It happens. You get in the grocery line with just a few items, and the couple in front of you has a great, big, cart load – so, you settle in to wait. Then suddenly, the groceries go flying out of the bags, and the clerk is swiping codes again, to deduct items.
The man looks terribly uncomfortable. Apologizes profusely. Apparently, the clerk didn’t realize he was going to use a food stamps card – and he not only went over his limit, but bought some products that aren’t allowed, toilet paper, for example. I didn’t ask but had the sense the couple was new to government assistance, that perhaps something had happened to change their status in life. They seemed so shamed by the experience.
I hadn’t quite shaken that feeling of sadness from watching the couple’s struggles, when I spotted two people in the parking lot, pushing two carts, filled high with toilet paper. I had to ask: “Why in the world do you need that much toilet paper? Do you work on a fishing boat that’s headed out to sea?”
“No,” the woman said, as they hurriedly stashed rolls of paper into the back of what looked like a brand, new rental car. “We work on a yacht. We just pulled in,” she said.
“So how many people are on the yacht?” I asked. “Two people,” the woman said. “Two people? And all that toilet paper?” I questioned. “No, no,” she said. The two people are the owners of a yacht called the “Just B,” she clarified. “We’re a crew of fourteen, and we travel the world,” she said, as she pointed to the logo on her vest.
“What do you do on the yacht?” I asked. The woman explained that her companion, a man with an Australian accent, served as the Just B’s chef, and she was the yacht’s “interior supervisor.” Though I wondered what that meant, I didn’t ask. Maybe it was a glorified title for a housekeeper.

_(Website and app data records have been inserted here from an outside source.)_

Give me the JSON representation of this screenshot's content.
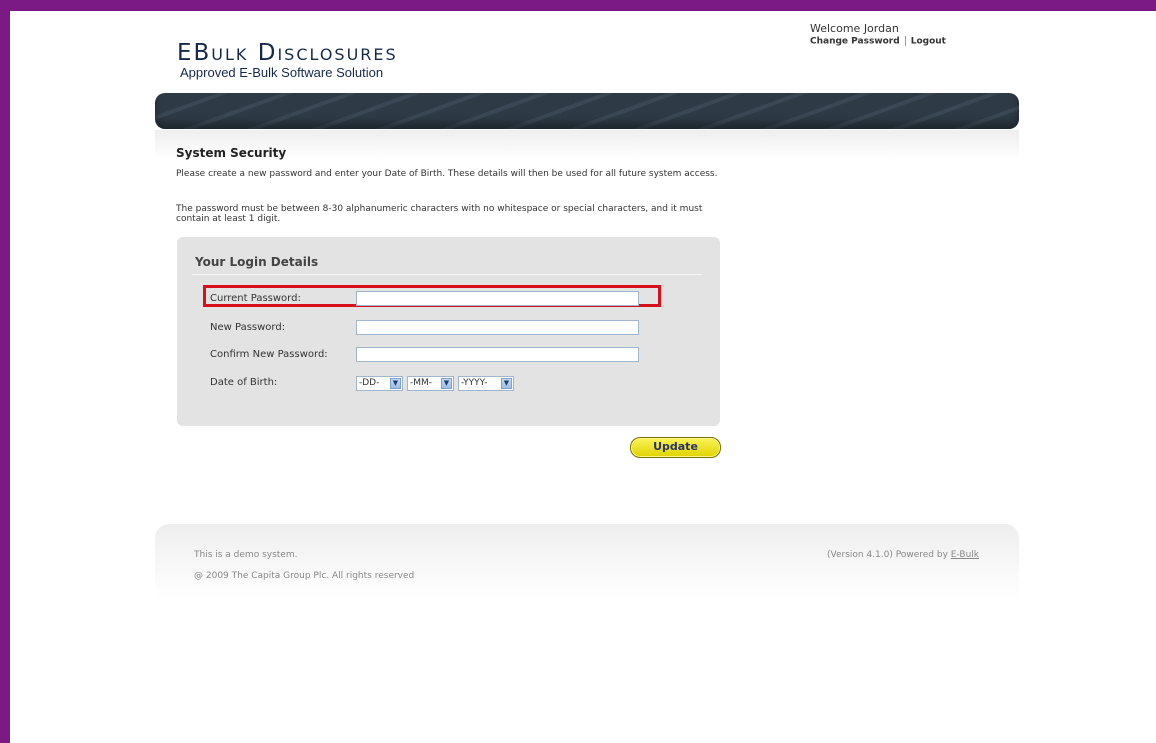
{
  "header": {
    "brand": "EBulk Disclosures",
    "tagline": "Approved E-Bulk Software Solution",
    "welcome": "Welcome Jordan",
    "links": [
      "Change Password",
      "Logout"
    ]
  },
  "main": {
    "title": "System Security",
    "paragraph1": "Please create a new password and enter your Date of Birth. These details will then be used for all future system access.",
    "paragraph2": "The password must be between 8-30 alphanumeric characters with no whitespace or special characters, and it must contain at least 1 digit.",
    "form": {
      "title": "Your Login Details",
      "fields": [
        {
          "label": "Current Password:",
          "value": ""
        },
        {
          "label": "New Password:",
          "value": ""
        },
        {
          "label": "Confirm New Password:",
          "value": ""
        }
      ],
      "dob_label": "Date of Birth:",
      "dob_day": "-DD-",
      "dob_month": "-MM-",
      "dob_year": "-YYYY-",
      "submit": "Update"
    }
  },
  "footer": {
    "note": "This is a demo system.",
    "copyright": "@ 2009 The Capita Group Plc. All rights reserved",
    "version": "(Version 4.1.0) Powered by",
    "powered_link": "E-Bulk"
  },
  "colors": {
    "frame": "#7b1a84",
    "brand": "#16294d",
    "highlight": "#d6111b",
    "button": "#f3e817"
  }
}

Later in the evening, I felt curious — and thought I go for a walk at the small boat harbor in search of the Just B. A fisherman had seen it out cruising around. He said it was a pretty big boat and likely at the City Dock.
So I drove to the dock, and there she was: a gleaming white, floating mansion. A room on the top deck was enclosed in glass. You could see exercise equipment inside. I wondered what it would be like to use the treadmill, gazing out onto the ocean.
I spotted one of the deck hands and called to him from the side of the dock. “Who owns this boat?” I asked. In his charming British accent, he politely declined to tell me — but did say he loved his job on the Just B, which he found on a SuperYacht listing. The young man said the Just B had come in from Hawaii. They had spent time in Kodiak, cruising the coast and got some amazing photos of bears with their drones.
Now this came as a surprise. He said the owners sail on the Just B for only a few weeks out of the year, but he was able to live and work on the yacht, year-round. He said there was enough work to keep the crew busy five days a week. He said they share sleeping quarters, but have a kitchen and a spacious living area.
From the dock, I could see a beautifully appointed outdoor living space on the lower deck of the stern, with nice sofas, big pillows. OK. Now I understand why the Just B needs an “interior supervisor.”
Suddenly I was distracted when a longliner pulled up next to the Just B — the Bristol Leader, a top cod fishing boat. The crew still had their rain pants on and were scrambling to wrap things up for the night.
The Bristol Leader and the Just B. Two ships in the night, so different in their respective missions. I pondered the contrast for a moment, and it all came down to this: No matter how rich, or how poor, we are the same in one way: we all need toilet paper.